Top tips for map reading

from OS #GetOutside champions

Want to start navigating your way to new adventures? Map reading skills are essential for exploration. We asked our OS GetOutside Champions to suggest their tips for better map reading and more fun with maps.

Don’t be scared

It might seem strange but some people are afraid of maps because they think they might not be able to use them or that they might look silly if they find them too complicated.

But Jason Rawles urges people not to be afraid of maps. He says: “Maps are fun. They are part of the planning excitement for your next adventure and they should be seen as an enjoyable part of being outdoors. I tell people to just give it a go with maps – and then they see how much fun they are.”

Jason is an adventure guide based in North Wale. He runs skills workshops, UK-based adventure experiences and overseas expeditions.

Do what you shouldn’t!

A route in OS Maps

Experts tells us that it’s vital that we don’t rely on GPS gadgets and that we can use a map and compass if we are going to explore the wider countryside. This is true, however it doesn’t mean we shouldn’t make use of GPS gadgets and digital mapping apps. In fact OS Maps has a great app.

Mud and Routes suggest you go for a walk and map the route digitally but also try to plot the route by map and compass.

They say: “Then, when you are back home enjoying a giant mug of cocoa or a single malt, you can compare your routes and see where you went wrong, if you did, and what you did right.”

You can learn a lot from digital routes alone (doing what you are told not to!), although, of course, you should be able to use a map and compass as well, in case you lose GPS signalling or batteries fail.

Find out more at Mud & Routes

Rip it up

Phoebe Smith says: “Don't be afraid to rip the cover of your lovely new map.” This seemingly strange suggestion does make sense, however. She explains: “Time and again, I see people struggling to fit their map into a waterproof cover but the answer is easy.

“The first thing I do when I get my new OS map is rip off that lovely shiny cardboard cover. It looks great, but when you're folding the map to size it's wildly impractical.

“Once ripped off, folding it into the relevant section is a breeze. If you take off the cover before you leave home and keep it safe, when you get back in from your adventure you can pop the map back inside the right cover.”

Phoebe realises that some people may see the as defacing a beautiful piece of cartography but she sees it as a “badge of honour”. She says: “It proves I've not only bought the map, but really used it.”

Phoebe Smith is an award-winning writer and author of Extreme Sleeps, Wilderness Weekends and Book of the Bothy.

Trust the compass

Two Blondes Walking offer a simple but sometimes overlooked tip: “Always trust your compass. They rarely go wrong and following them usually means that you end up in the right place.”

Men versus women

Fiona Russell, aka Fiona Outdoors, believes that there is a lot of benefit in joining a navigation course – but that it’s worth considering a course that is aimed at different genders.

She says: “It’s probably a bit controversial, but I think it’s realistic, to suggest that men and women tend to read maps in a different way.

“It’s not that one gender is better at map reading but, in general, they often think and plan in a different way.

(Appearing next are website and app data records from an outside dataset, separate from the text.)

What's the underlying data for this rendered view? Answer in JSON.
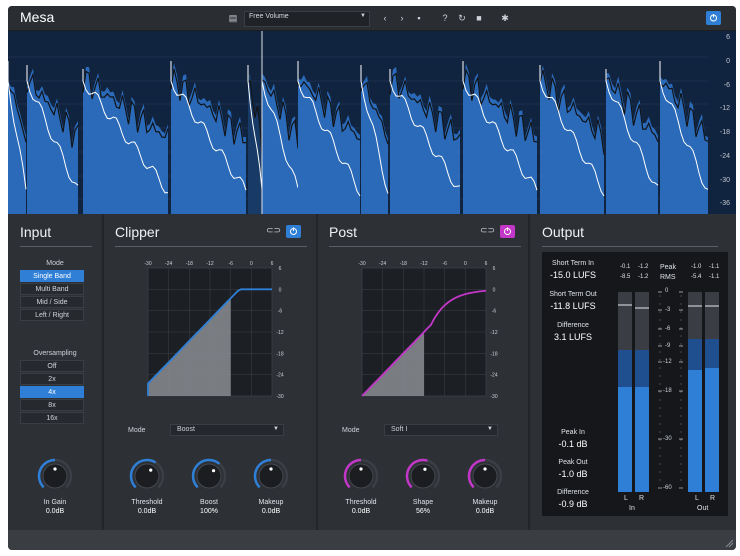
{
  "app": {
    "title": "Mesa"
  },
  "toolbar": {
    "preset": "Free Volume"
  },
  "waveform": {
    "db_scale": [
      "6",
      "0",
      "-6",
      "-12",
      "-18",
      "-24",
      "-30",
      "-36"
    ]
  },
  "input": {
    "title": "Input",
    "mode_label": "Mode",
    "modes": [
      "Single Band",
      "Multi Band",
      "Mid / Side",
      "Left / Right"
    ],
    "mode_selected": 0,
    "oversampling_label": "Oversampling",
    "oversampling": [
      "Off",
      "2x",
      "4x",
      "8x",
      "16x"
    ],
    "oversampling_selected": 2,
    "gain": {
      "label": "In Gain",
      "value": "0.0dB",
      "level": 0.5
    }
  },
  "clipper": {
    "title": "Clipper",
    "x_ticks": [
      "-30",
      "-24",
      "-18",
      "-12",
      "-6",
      "0",
      "6"
    ],
    "y_ticks": [
      "6",
      "0",
      "-6",
      "-12",
      "-18",
      "-24",
      "-30"
    ],
    "mode_label": "Mode",
    "mode_value": "Boost",
    "knobs": [
      {
        "label": "Threshold",
        "value": "0.0dB",
        "level": 0.62
      },
      {
        "label": "Boost",
        "value": "100%",
        "level": 0.65
      },
      {
        "label": "Makeup",
        "value": "0.0dB",
        "level": 0.5
      }
    ]
  },
  "post": {
    "title": "Post",
    "x_ticks": [
      "-30",
      "-24",
      "-18",
      "-12",
      "-6",
      "0",
      "6"
    ],
    "y_ticks": [
      "6",
      "0",
      "-6",
      "-12",
      "-18",
      "-24",
      "-30"
    ],
    "mode_label": "Mode",
    "mode_value": "Soft I",
    "knobs": [
      {
        "label": "Threshold",
        "value": "0.0dB",
        "level": 0.5
      },
      {
        "label": "Shape",
        "value": "56%",
        "level": 0.56
      },
      {
        "label": "Makeup",
        "value": "0.0dB",
        "level": 0.5
      }
    ]
  },
  "output": {
    "title": "Output",
    "short_term_in_label": "Short Term In",
    "short_term_in_value": "-15.0 LUFS",
    "short_term_out_label": "Short Term Out",
    "short_term_out_value": "-11.8 LUFS",
    "difference_label": "Difference",
    "difference_value": "3.1 LUFS",
    "peak_in_label": "Peak In",
    "peak_in_value": "-0.1 dB",
    "peak_out_label": "Peak Out",
    "peak_out_value": "-1.0 dB",
    "peak_diff_label": "Difference",
    "peak_diff_value": "-0.9 dB",
    "peak_label": "Peak",
    "rms_label": "RMS",
    "in_peak": [
      "-0.1",
      "-1.2"
    ],
    "in_rms": [
      "-8.5",
      "-1.2"
    ],
    "out_peak": [
      "-1.0",
      "-1.1"
    ],
    "out_rms": [
      "-5.4",
      "-1.1"
    ],
    "scale": [
      "0",
      "-3",
      "-6",
      "-9",
      "-12",
      "-18",
      "-30",
      "-60"
    ],
    "channel_left": "L",
    "channel_right": "R",
    "in_label": "In",
    "out_label": "Out"
  },
  "colors": {
    "accent": "#2f7fd6",
    "post_accent": "#c236c8",
    "wave": "#2b6ab8"
  }
}
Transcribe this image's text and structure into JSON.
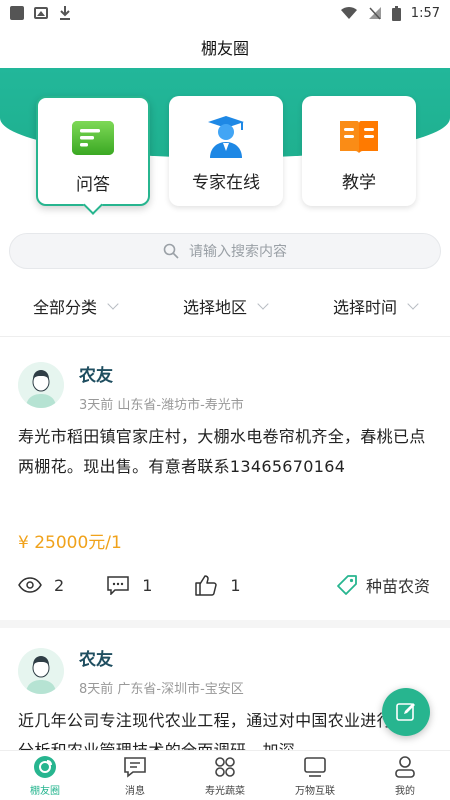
{
  "status_bar": {
    "time": "1:57"
  },
  "header": {
    "title": "棚友圈"
  },
  "cards": [
    {
      "label": "问答",
      "icon": "qa-list-icon",
      "active": true
    },
    {
      "label": "专家在线",
      "icon": "expert-icon",
      "active": false
    },
    {
      "label": "教学",
      "icon": "book-icon",
      "active": false
    }
  ],
  "search": {
    "placeholder": "请输入搜索内容"
  },
  "filters": [
    {
      "label": "全部分类"
    },
    {
      "label": "选择地区"
    },
    {
      "label": "选择时间"
    }
  ],
  "posts": [
    {
      "name": "农友",
      "time": "3天前",
      "location": "山东省-潍坊市-寿光市",
      "text": "寿光市稻田镇官家庄村，大棚水电卷帘机齐全，春桃已点两棚花。现出售。有意者联系13465670164",
      "price": "¥ 25000元/1",
      "views": "2",
      "comments": "1",
      "likes": "1",
      "tag": "种苗农资"
    },
    {
      "name": "农友",
      "time": "8天前",
      "location": "广东省-深圳市-宝安区",
      "text": "近几年公司专注现代农业工程，通过对中国农业进行深入分析和农业管理技术的全面调研，加深"
    }
  ],
  "tabbar": [
    {
      "label": "棚友圈",
      "icon": "circle-home-icon",
      "active": true
    },
    {
      "label": "消息",
      "icon": "message-icon",
      "active": false
    },
    {
      "label": "寿光蔬菜",
      "icon": "grid-icon",
      "active": false
    },
    {
      "label": "万物互联",
      "icon": "monitor-icon",
      "active": false
    },
    {
      "label": "我的",
      "icon": "user-icon",
      "active": false
    }
  ],
  "colors": {
    "accent": "#27b58f",
    "price": "#f0a21b",
    "name": "#1f4e60"
  }
}
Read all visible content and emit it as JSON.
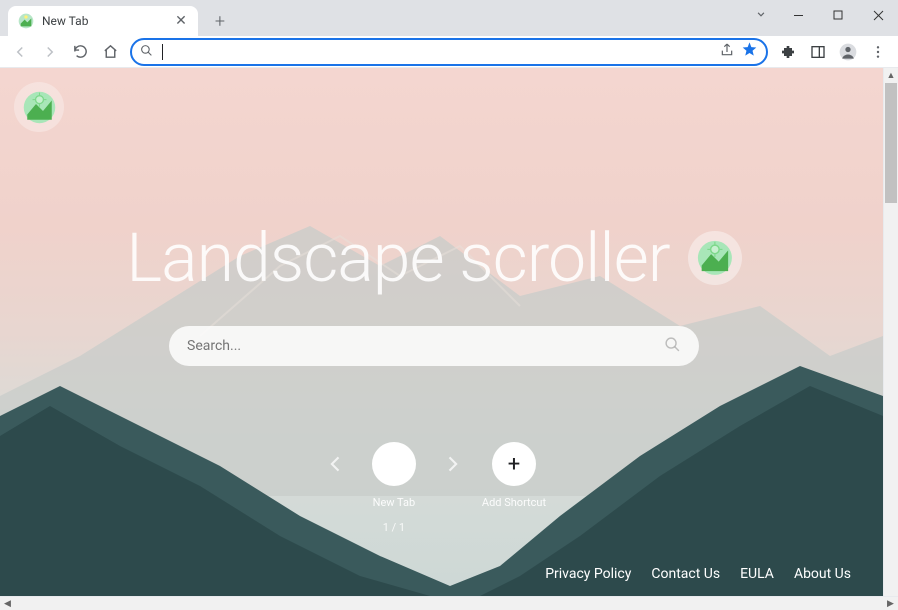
{
  "window": {
    "tab_title": "New Tab"
  },
  "omnibox": {
    "value": "",
    "placeholder": ""
  },
  "page": {
    "hero_title": "Landscape scroller",
    "search_placeholder": "Search...",
    "shortcuts": {
      "newtab_label": "New Tab",
      "add_label": "Add Shortcut",
      "pager": "1 / 1"
    },
    "footer": {
      "privacy": "Privacy Policy",
      "contact": "Contact Us",
      "eula": "EULA",
      "about": "About Us"
    }
  }
}
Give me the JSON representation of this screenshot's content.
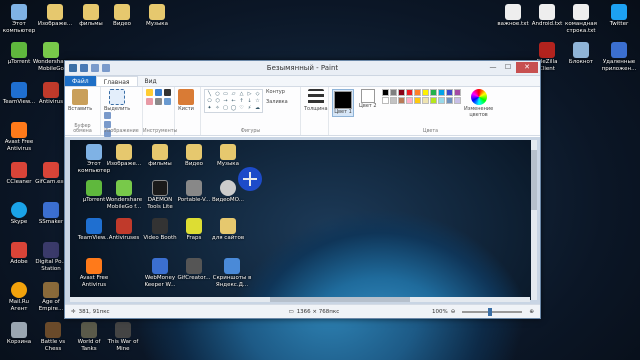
{
  "desktop": {
    "left_icons": [
      {
        "label": "Этот компьютер",
        "color": "#7fb2e5"
      },
      {
        "label": "Изображе...",
        "color": "#e6c86e"
      },
      {
        "label": "фильмы",
        "color": "#e6c86e"
      },
      {
        "label": "Видео",
        "color": "#e6c86e"
      },
      {
        "label": "Музыка",
        "color": "#e6c86e"
      },
      {
        "label": "µTorrent",
        "color": "#5fb83d"
      },
      {
        "label": "Wondershare MobileGo",
        "color": "#78c94a"
      },
      {
        "label": "TeamView...",
        "color": "#1f6fd0"
      },
      {
        "label": "Antivirus",
        "color": "#c03a2b"
      },
      {
        "label": "Avast Free Antivirus",
        "color": "#ff7a1a"
      },
      {
        "label": "CCleaner",
        "color": "#d94438"
      },
      {
        "label": "GifCam.exe",
        "color": "#d94438"
      },
      {
        "label": "Skype",
        "color": "#1aa3e8"
      },
      {
        "label": "SSmaker",
        "color": "#3b6fd0"
      },
      {
        "label": "Adobe",
        "color": "#d94438"
      },
      {
        "label": "Digital Po... Station",
        "color": "#3a3a6a"
      },
      {
        "label": "Mail.Ru Агент",
        "color": "#f2a20c"
      },
      {
        "label": "Age of Empire...",
        "color": "#8a6a3a"
      },
      {
        "label": "Корзина",
        "color": "#9aa6b2"
      },
      {
        "label": "Battle vs Chess",
        "color": "#6a4a2a"
      },
      {
        "label": "World of Tanks",
        "color": "#5a5a4a"
      },
      {
        "label": "This War of Mine",
        "color": "#444444"
      }
    ],
    "right_icons": [
      {
        "label": "важное.txt",
        "color": "#eeeeee"
      },
      {
        "label": "Android.txt",
        "color": "#eeeeee"
      },
      {
        "label": "командная строка.txt",
        "color": "#eeeeee"
      },
      {
        "label": "Twitter",
        "color": "#1da1f2"
      },
      {
        "label": "FileZilla Client",
        "color": "#b3231e"
      },
      {
        "label": "Блокнот",
        "color": "#8fb4d8"
      },
      {
        "label": "Удаленные приложен...",
        "color": "#3b6fd0"
      }
    ]
  },
  "paint": {
    "title": "Безымянный - Paint",
    "tabs": {
      "file": "Файл",
      "home": "Главная",
      "view": "Вид"
    },
    "ribbon": {
      "paste": "Вставить",
      "select": "Выделить",
      "brushes": "Кисти",
      "outline": "Контур",
      "fill": "Заливка",
      "thickness": "Толщина",
      "color1": "Цвет 1",
      "color2": "Цвет 2",
      "edit_colors": "Изменение цветов",
      "groups": {
        "clipboard": "Буфер обмена",
        "image": "Изображение",
        "tools": "Инструменты",
        "shapes": "Фигуры",
        "colors": "Цвета"
      },
      "shape_glyphs": [
        "╲",
        "○",
        "▭",
        "▱",
        "△",
        "▷",
        "◇",
        "⬠",
        "⬡",
        "→",
        "←",
        "↑",
        "↓",
        "☆",
        "✦",
        "✧",
        "▢",
        "◯",
        "♡",
        "⚡",
        "☁"
      ],
      "palette": [
        "#000000",
        "#7f7f7f",
        "#880015",
        "#ed1c24",
        "#ff7f27",
        "#fff200",
        "#22b14c",
        "#00a2e8",
        "#3f48cc",
        "#a349a4",
        "#ffffff",
        "#c3c3c3",
        "#b97a57",
        "#ffaec9",
        "#ffc90e",
        "#efe4b0",
        "#b5e61d",
        "#99d9ea",
        "#7092be",
        "#c8bfe7"
      ]
    },
    "canvas_icons": [
      {
        "label": "Этот компьютер",
        "color": "#7fb2e5"
      },
      {
        "label": "Изображе...",
        "color": "#e6c86e"
      },
      {
        "label": "фильмы",
        "color": "#e6c86e"
      },
      {
        "label": "Видео",
        "color": "#e6c86e"
      },
      {
        "label": "Музыка",
        "color": "#e6c86e"
      },
      {
        "label": "µTorrent",
        "color": "#5fb83d"
      },
      {
        "label": "Wondershare MobileGo f...",
        "color": "#78c94a"
      },
      {
        "label": "DAEMON Tools Lite",
        "color": "#1a1a1a"
      },
      {
        "label": "Portable-V...",
        "color": "#888888"
      },
      {
        "label": "ВидеоMO...",
        "color": "#cccccc"
      },
      {
        "label": "TeamView...",
        "color": "#1f6fd0"
      },
      {
        "label": "Antiviruses",
        "color": "#c03a2b"
      },
      {
        "label": "Video Booth",
        "color": "#333333"
      },
      {
        "label": "Fraps",
        "color": "#dddd33"
      },
      {
        "label": "для сайтов",
        "color": "#e6c86e"
      },
      {
        "label": "Avast Free Antivirus",
        "color": "#ff7a1a"
      },
      {
        "label": "WebMoney Keeper W...",
        "color": "#3b6fd0"
      },
      {
        "label": "GifCreator...",
        "color": "#555555"
      },
      {
        "label": "Скриншоты в Яндекс.Д...",
        "color": "#4a8ad8"
      }
    ],
    "status": {
      "cursor_pos": "381, 91пкс",
      "image_size": "1366 × 768пкс",
      "zoom": "100%"
    }
  }
}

Women and men also work together in different ways to read maps.

“So, I have found that as a woman, it’s easier to learn to navigate on women-only courses, while men seem to do better in mixed company.”

There are plenty of professional navigation sessions offered across the UK and learning from the experts can make it far easier and quicker to learn.

Fiona is an outdoors and adventure journalist and blogger based in Scotland. See Fiona Outdoors

Start them young

Introducing kids to maps when they are young and when they are having fun is more likely to create a life-long love for adventure.

Mary-Ann Ochota says: “Kids love map reading. They like to work out where they are, where to go and what they’re going to find at the end. It turns any walk or bike ride into a treasure hunt.”

Mary-Ann also recommend that families try orienteering. She says: “Orienteering is a fun way to practise map reading skills and orienteering events are really affordable. There are routes to suit everybody and always someone to help if you get a bit lost.”

Mary-Ann’s new book, Hidden Histories: A Spotter’s Guide to the British Landscape is available on the OS shop.

Thanks to FionaOutdoors for compiling the list with the help of the other #GetOutside champions.


View all #GetOutside Guides